The Colombian Constitutional Court has published the long awaited ruling C-748-2011 on the constitutionality of the most recent Bill of Law on the protection of personal data in Colombia. The Court announced the ruling on the Bill on October 6, 2011 but only published its content until this week.

The Bill of Law is aimed at establishing general provisions regarding the protection of personal information in Colombia. The new law to be enacted, will therefore regulate all those aspects of privacy rights in Colombia that are not related to the protection of personal data for purposes of credit ratings, which aspect is already covered by the existing Law 1266 of 2008.    For more information   

The text of the ruling is quite extensive and includes an analysis on the procedural aspects of the Bill of Law as well as a detailed reference to each on the articles of such legislative document. In October 2011, the Court highlighted the following aspects within the ruling:
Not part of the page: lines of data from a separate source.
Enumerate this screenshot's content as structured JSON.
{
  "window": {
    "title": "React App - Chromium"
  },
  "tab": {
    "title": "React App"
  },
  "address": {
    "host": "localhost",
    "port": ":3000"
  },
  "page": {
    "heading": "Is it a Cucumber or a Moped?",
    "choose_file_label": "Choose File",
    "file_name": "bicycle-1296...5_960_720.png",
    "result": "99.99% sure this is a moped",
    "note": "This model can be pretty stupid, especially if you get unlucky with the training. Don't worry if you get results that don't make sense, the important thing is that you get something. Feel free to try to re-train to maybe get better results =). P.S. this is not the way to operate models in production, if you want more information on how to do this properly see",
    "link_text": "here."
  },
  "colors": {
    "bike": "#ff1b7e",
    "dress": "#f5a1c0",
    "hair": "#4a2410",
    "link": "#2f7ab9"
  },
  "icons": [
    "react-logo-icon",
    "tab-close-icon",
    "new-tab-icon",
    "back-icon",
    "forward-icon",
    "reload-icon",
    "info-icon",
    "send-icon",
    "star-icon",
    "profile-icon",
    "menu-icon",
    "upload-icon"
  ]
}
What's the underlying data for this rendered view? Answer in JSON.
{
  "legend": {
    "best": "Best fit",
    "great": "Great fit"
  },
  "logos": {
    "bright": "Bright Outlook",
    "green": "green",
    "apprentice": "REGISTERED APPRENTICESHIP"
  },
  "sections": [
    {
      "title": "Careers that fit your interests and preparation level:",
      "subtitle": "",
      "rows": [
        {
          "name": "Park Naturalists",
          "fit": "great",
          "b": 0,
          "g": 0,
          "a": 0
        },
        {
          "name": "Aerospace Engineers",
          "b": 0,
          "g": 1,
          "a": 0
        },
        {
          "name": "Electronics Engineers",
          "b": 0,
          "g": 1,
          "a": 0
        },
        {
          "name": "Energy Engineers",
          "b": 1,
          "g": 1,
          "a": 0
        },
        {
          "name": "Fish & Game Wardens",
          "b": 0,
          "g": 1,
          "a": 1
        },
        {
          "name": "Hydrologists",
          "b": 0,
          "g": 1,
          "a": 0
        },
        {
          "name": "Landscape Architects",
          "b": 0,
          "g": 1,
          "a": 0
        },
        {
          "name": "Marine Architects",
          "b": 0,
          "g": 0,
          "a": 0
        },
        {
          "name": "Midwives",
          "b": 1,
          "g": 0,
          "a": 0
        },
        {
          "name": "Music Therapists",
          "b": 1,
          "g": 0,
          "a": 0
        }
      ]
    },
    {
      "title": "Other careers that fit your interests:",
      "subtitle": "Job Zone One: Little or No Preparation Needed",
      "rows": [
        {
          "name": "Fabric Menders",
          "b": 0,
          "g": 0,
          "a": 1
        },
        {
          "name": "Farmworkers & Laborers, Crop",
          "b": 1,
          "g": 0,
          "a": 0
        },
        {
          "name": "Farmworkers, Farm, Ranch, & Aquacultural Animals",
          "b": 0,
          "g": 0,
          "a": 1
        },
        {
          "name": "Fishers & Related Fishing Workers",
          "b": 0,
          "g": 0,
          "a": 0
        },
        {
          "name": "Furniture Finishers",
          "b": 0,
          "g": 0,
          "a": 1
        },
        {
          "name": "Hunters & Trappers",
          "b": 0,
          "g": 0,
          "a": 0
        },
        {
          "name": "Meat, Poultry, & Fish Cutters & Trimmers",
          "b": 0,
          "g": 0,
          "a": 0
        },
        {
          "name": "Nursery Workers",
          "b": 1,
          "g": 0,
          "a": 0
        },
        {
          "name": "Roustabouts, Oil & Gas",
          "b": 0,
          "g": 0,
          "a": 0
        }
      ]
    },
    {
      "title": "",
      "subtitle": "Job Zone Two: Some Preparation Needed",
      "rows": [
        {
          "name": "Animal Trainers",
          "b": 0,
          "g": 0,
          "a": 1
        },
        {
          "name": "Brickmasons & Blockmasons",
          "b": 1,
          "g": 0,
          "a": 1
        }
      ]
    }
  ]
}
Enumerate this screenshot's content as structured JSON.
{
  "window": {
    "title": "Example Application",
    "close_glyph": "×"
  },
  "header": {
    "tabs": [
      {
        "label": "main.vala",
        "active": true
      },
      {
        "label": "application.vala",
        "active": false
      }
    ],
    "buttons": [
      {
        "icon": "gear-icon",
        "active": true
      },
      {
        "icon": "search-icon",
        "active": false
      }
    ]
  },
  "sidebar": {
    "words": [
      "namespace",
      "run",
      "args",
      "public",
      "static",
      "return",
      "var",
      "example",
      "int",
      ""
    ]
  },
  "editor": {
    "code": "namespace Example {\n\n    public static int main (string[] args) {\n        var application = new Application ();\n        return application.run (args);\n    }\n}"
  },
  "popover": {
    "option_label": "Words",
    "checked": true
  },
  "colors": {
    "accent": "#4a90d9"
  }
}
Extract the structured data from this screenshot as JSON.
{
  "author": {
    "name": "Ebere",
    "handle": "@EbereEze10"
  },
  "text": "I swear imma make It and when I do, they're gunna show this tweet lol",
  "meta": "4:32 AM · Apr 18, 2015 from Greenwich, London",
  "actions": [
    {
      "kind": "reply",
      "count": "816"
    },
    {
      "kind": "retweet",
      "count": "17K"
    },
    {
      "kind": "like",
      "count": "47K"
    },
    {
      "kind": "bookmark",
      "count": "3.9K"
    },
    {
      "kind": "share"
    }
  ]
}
  • Personal data that has been made available to the public must be protected and processed respecting all the rights of the data subjects.
  • Personal data of boys, girls and adolescents (minors under the age of 18) can be processed as long as their main interests and fundamental rights are protected and always taking into account the opinion of the minor. The law originally forbade any way of processing of this type of data.
  • Personal data subjects may revoke their consent at any time without authorization from the Data Protection Authority. The law originally provided that consent could only be revoked when the Data Protection Authority considered there was a violation of the laws on personal data protection.
  • It was clarified that the Data Protection Authority is autonomous and independent.
  • The Data Protection Authority may not finance itself from the funds gathered from the sanctions imposed for the violation of personal data protection laws.
  • Cross-border transfer of personal data to protect public interest can only be made in light of a legal demand and not out of need.
  • The faculty to the Colombian government of regulating the processing of personal data that requires special provisions was eliminated. The regulation must be made through laws regulating fundamental rights (ley estatutaria).
  • The articles related to the processing of personal data related to judicial background, intelligence and counter intelligence, were declared unconstitutional for procedural reasons. Therefore, they will be eliminated from the law.
  • In relation to the need to obtain prior and express consent from data subjects to gather and process personal data, the Court made it clear that tacit consent is not valid.

We highlight that the Bill of Law will return to Congress for the corresponding modifications ordered for the law after which will be enacted by the President of the Republic of Colombia and will become of law of the Republic. The publication of the ruling from the Court does not make the law to enter into force.